“And in this way we made you a balanced nation…” (2:143)
There are few things as satisfying as discovering a hidden talent and achieving excellence through it. Whether it’s art, music, photography, or any one of the numerous fields where Muslims have exceeding reserves of ability, our community has never been one to hold people back.
Except when it comes to athletics.
Go into film and you’ll be lauded and praised as an example of how Muslims need to get involved in ‘non-traditional’ fields.
Go into journalism and you’ll be told you are our community’s best hope for representation in mainstream media.
But pursue athletics? You’ll be questioned and interrogated, with the chorus being, “Can’t you do something useful with your time?”
Our community seems to have decided that athletics has no room in the lives of our youth. And while there has been a growing movement for Muslims to diversify and pursue their interests, athletics is a field that remains neglected.
It is thus truly baffling that when we look back, we find that regular physical activity was actually encouraged by the Prophet Muhammad (SAW).
The Prophet (SAW) was known as someone who was exceedingly fit: in a hadith in Tirmidhi, Abu Huraira narrated that, “I did not see anyone walk faster than him, as if the earth folded for him. A few moments ago he would be here, and then there. We found it difficult to keep pace when we walked with him and he walked at his normal pace.”
He (SAW) would race with his wife; in a hadith reported in Sahih Bukhari, Aisha (RA) stated that, “I raced with the Prophet and I beat him. Later, when I had put on some weight, we raced again and he won. Then he said, ‘This cancels that (referring to the previous race).’”
He even participated in wrestling – in a hadith reported by Abu Dawud, it was narrated that the Prophet (SAW) once wrestled with a man named Rukhanah who was well known for his strength, throwing him down more than once.

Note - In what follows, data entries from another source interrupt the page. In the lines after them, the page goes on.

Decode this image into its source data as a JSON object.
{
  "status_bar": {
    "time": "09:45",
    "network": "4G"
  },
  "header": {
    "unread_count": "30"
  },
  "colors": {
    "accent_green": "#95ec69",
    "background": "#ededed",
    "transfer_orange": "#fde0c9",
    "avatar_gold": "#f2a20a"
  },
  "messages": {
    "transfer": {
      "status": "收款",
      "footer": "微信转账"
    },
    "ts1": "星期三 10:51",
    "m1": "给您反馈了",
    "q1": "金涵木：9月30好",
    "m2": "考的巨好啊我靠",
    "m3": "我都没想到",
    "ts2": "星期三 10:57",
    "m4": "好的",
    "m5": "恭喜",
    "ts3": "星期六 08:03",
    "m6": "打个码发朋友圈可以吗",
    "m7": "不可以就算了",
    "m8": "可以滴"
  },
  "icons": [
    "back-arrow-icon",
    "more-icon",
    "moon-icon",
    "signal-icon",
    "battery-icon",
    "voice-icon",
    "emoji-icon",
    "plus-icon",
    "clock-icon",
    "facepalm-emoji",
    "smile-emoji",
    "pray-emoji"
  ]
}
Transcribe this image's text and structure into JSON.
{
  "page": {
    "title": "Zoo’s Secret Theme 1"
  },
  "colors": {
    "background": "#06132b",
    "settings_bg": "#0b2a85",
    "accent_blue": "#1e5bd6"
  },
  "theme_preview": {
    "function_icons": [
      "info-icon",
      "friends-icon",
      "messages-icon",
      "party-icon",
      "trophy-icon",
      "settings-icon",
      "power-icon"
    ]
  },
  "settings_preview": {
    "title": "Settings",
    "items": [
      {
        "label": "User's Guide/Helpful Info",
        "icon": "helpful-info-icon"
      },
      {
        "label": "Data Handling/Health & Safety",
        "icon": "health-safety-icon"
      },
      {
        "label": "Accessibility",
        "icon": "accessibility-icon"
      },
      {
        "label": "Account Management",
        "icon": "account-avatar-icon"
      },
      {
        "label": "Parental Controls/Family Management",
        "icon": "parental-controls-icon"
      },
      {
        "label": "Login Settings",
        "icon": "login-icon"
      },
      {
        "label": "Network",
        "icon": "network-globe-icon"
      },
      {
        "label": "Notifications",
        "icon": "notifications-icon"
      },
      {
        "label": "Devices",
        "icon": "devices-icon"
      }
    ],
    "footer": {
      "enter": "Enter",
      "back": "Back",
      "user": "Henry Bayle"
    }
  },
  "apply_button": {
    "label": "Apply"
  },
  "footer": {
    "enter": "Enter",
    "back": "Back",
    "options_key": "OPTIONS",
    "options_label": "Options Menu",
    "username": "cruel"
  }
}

Regular physical activity is incredibly beneficial, endorsed by the Sunnah, and yet repeatedly discouraged. Rather than encourage our youth, we send the message that sports and athletics are a waste of time, or nothing serious, compounding the growing problem of inactivity in the 21st century. Worse, by discouraging participation in sports and athletics, we prevent our youth from following their passions and using their talents, forcing them to take up activities that they are neither good at nor interested in.
Islam has never been a religion founded on ignorance or stagnation, but on growth and positive change. We were the community that originated the concept of zero, that invented soap, and that founded the first modern university. We were the community whose Prophet (SAW) would compete in archery, and whose companions would wrestle inside the Mosque.
Who are we to turn away from sports?